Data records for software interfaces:
----
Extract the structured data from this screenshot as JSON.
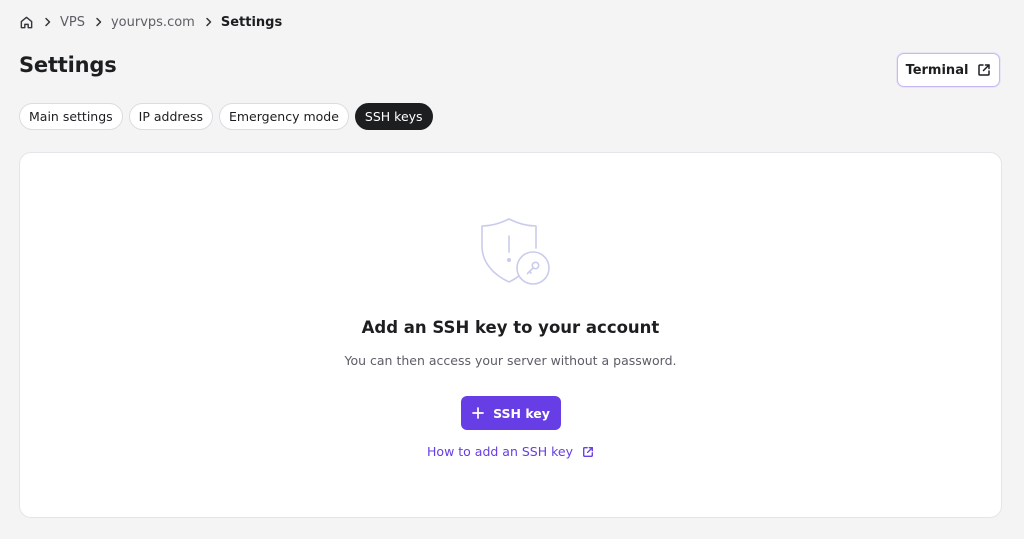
{
  "breadcrumb": {
    "home_icon": "home-icon",
    "items": [
      "VPS",
      "yourvps.com"
    ],
    "current": "Settings",
    "separator_icon": "chevron-right-icon"
  },
  "header": {
    "title": "Settings",
    "terminal_button": {
      "label": "Terminal",
      "icon": "external-link-icon"
    }
  },
  "tabs": [
    {
      "label": "Main settings",
      "active": false
    },
    {
      "label": "IP address",
      "active": false
    },
    {
      "label": "Emergency mode",
      "active": false
    },
    {
      "label": "SSH keys",
      "active": true
    }
  ],
  "empty_state": {
    "illustration_icon": "shield-key-icon",
    "title": "Add an SSH key to your account",
    "description": "You can then access your server without a password.",
    "primary_button": {
      "label": "SSH key",
      "icon": "plus-icon"
    },
    "help_link": {
      "label": "How to add an SSH key",
      "icon": "external-link-icon"
    }
  },
  "colors": {
    "accent": "#673de6",
    "background": "#f4f4f4",
    "card": "#ffffff",
    "active_tab": "#1d1e20",
    "illustration": "#c9ccea"
  }
}
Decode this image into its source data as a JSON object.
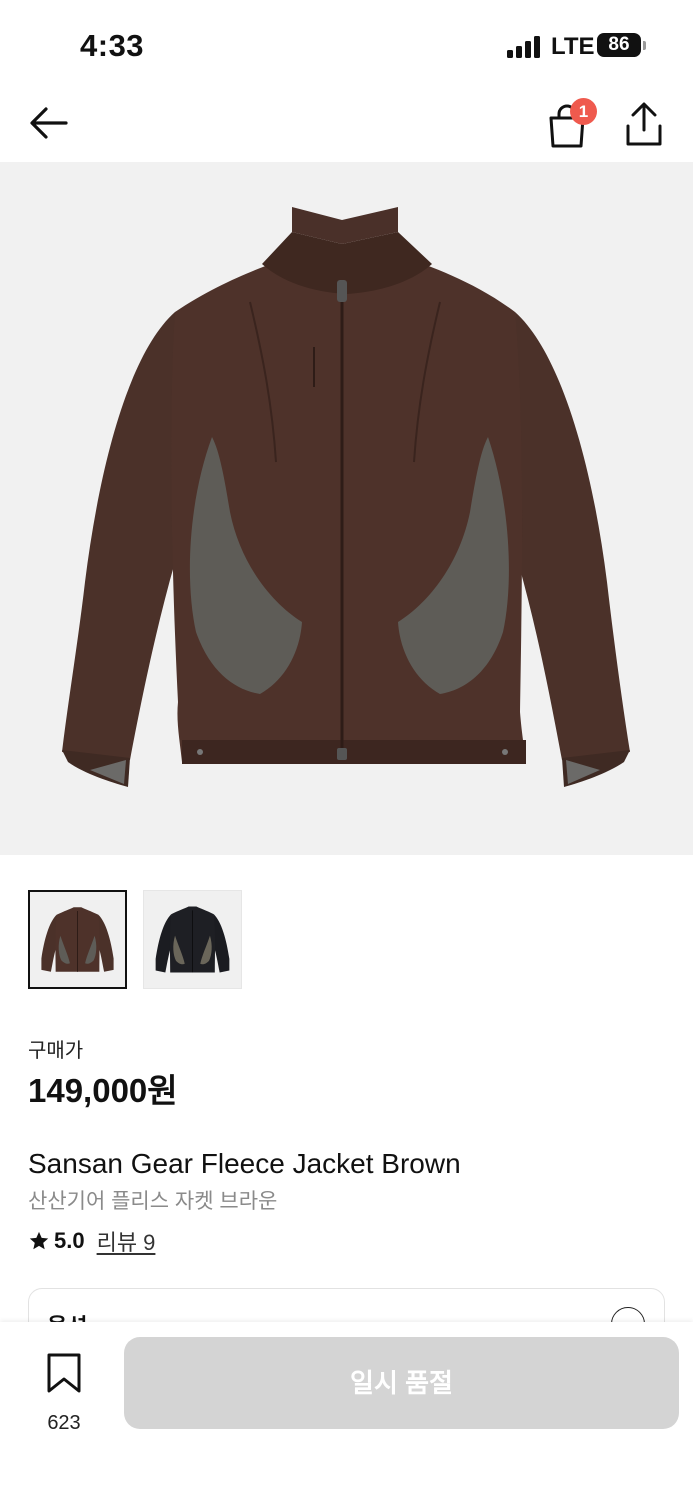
{
  "status_bar": {
    "time": "4:33",
    "network": "LTE",
    "battery": "86"
  },
  "nav": {
    "back_icon": "arrow-left-icon",
    "cart_icon": "shopping-bag-icon",
    "cart_badge": "1",
    "share_icon": "share-icon"
  },
  "gallery": {
    "main_image": "brown fleece jacket",
    "thumbnails": [
      "brown fleece jacket",
      "black fleece jacket"
    ],
    "selected_index": 0
  },
  "product": {
    "price_label": "구매가",
    "price": "149,000원",
    "title_en": "Sansan Gear Fleece Jacket Brown",
    "title_ko": "산산기어 플리스 자켓 브라운",
    "rating": "5.0",
    "review_link": "리뷰 9"
  },
  "option_card": {
    "title": "옵션"
  },
  "bottom_bar": {
    "bookmark_count": "623",
    "soldout_label": "일시 품절"
  },
  "colors": {
    "badge": "#ef5a4e",
    "soldout_button_bg": "#d4d4d4",
    "image_bg": "#f1f1f1",
    "jacket_brown": "#4a3029",
    "panel_grey": "#5b5a55"
  }
}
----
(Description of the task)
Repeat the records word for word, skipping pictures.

(Your solution)
Extract the structured data from this screenshot as JSON.
{
  "breadcrumb": {
    "home_icon": "home-icon",
    "items": [
      "VPS",
      "yourvps.com"
    ],
    "current": "Settings",
    "separator_icon": "chevron-right-icon"
  },
  "header": {
    "title": "Settings",
    "terminal_button": {
      "label": "Terminal",
      "icon": "external-link-icon"
    }
  },
  "tabs": [
    {
      "label": "Main settings",
      "active": false
    },
    {
      "label": "IP address",
      "active": false
    },
    {
      "label": "Emergency mode",
      "active": false
    },
    {
      "label": "SSH keys",
      "active": true
    }
  ],
  "empty_state": {
    "illustration_icon": "shield-key-icon",
    "title": "Add an SSH key to your account",
    "description": "You can then access your server without a password.",
    "primary_button": {
      "label": "SSH key",
      "icon": "plus-icon"
    },
    "help_link": {
      "label": "How to add an SSH key",
      "icon": "external-link-icon"
    }
  },
  "colors": {
    "accent": "#673de6",
    "background": "#f4f4f4",
    "card": "#ffffff",
    "active_tab": "#1d1e20",
    "illustration": "#c9ccea"
  }
}
Decode this image into its source data as a JSON object.
{
  "status_bar": {
    "time": "4:33",
    "network": "LTE",
    "battery": "86"
  },
  "nav": {
    "back_icon": "arrow-left-icon",
    "cart_icon": "shopping-bag-icon",
    "cart_badge": "1",
    "share_icon": "share-icon"
  },
  "gallery": {
    "main_image": "brown fleece jacket",
    "thumbnails": [
      "brown fleece jacket",
      "black fleece jacket"
    ],
    "selected_index": 0
  },
  "product": {
    "price_label": "구매가",
    "price": "149,000원",
    "title_en": "Sansan Gear Fleece Jacket Brown",
    "title_ko": "산산기어 플리스 자켓 브라운",
    "rating": "5.0",
    "review_link": "리뷰 9"
  },
  "option_card": {
    "title": "옵션"
  },
  "bottom_bar": {
    "bookmark_count": "623",
    "soldout_label": "일시 품절"
  },
  "colors": {
    "badge": "#ef5a4e",
    "soldout_button_bg": "#d4d4d4",
    "image_bg": "#f1f1f1",
    "jacket_brown": "#4a3029",
    "panel_grey": "#5b5a55"
  }
}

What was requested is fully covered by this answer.